Your goal:
Gather every line in the records below that contains the word "JSON".

Dataset entries

__________

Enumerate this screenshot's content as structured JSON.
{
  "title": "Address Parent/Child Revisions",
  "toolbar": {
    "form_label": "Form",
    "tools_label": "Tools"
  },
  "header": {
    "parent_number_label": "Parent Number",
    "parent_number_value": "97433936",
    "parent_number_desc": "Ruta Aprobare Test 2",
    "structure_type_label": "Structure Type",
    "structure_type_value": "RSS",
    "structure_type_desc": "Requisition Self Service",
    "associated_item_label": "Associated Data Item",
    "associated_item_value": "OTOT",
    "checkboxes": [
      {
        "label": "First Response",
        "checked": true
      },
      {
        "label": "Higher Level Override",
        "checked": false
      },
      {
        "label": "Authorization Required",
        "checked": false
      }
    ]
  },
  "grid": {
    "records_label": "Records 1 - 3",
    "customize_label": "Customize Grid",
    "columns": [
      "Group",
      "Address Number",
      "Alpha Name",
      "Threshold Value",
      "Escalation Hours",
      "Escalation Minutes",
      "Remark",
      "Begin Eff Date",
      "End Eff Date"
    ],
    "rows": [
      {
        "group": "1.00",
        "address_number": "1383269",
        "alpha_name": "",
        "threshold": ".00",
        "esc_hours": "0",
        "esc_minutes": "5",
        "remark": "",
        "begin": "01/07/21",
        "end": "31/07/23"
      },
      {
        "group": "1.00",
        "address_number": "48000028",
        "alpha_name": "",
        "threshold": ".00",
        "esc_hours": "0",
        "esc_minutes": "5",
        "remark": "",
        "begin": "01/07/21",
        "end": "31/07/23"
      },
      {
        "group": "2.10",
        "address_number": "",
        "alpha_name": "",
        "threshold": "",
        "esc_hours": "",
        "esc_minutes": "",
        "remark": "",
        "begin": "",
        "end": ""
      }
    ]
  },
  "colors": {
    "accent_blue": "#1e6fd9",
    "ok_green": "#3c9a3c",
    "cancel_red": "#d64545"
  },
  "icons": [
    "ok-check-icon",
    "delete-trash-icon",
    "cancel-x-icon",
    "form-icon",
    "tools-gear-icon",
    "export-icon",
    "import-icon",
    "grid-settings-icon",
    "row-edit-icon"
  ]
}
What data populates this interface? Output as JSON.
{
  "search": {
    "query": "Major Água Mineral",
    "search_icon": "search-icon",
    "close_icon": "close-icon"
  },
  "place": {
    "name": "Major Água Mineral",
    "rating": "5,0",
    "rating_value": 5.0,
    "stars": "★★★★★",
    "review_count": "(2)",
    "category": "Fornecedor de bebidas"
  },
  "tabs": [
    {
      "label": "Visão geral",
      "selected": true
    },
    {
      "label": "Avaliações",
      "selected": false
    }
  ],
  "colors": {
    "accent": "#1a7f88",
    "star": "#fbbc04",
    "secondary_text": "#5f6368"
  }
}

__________

Response area:
Enumerate this screenshot's content as structured JSON.
What data populates this interface? Output as JSON.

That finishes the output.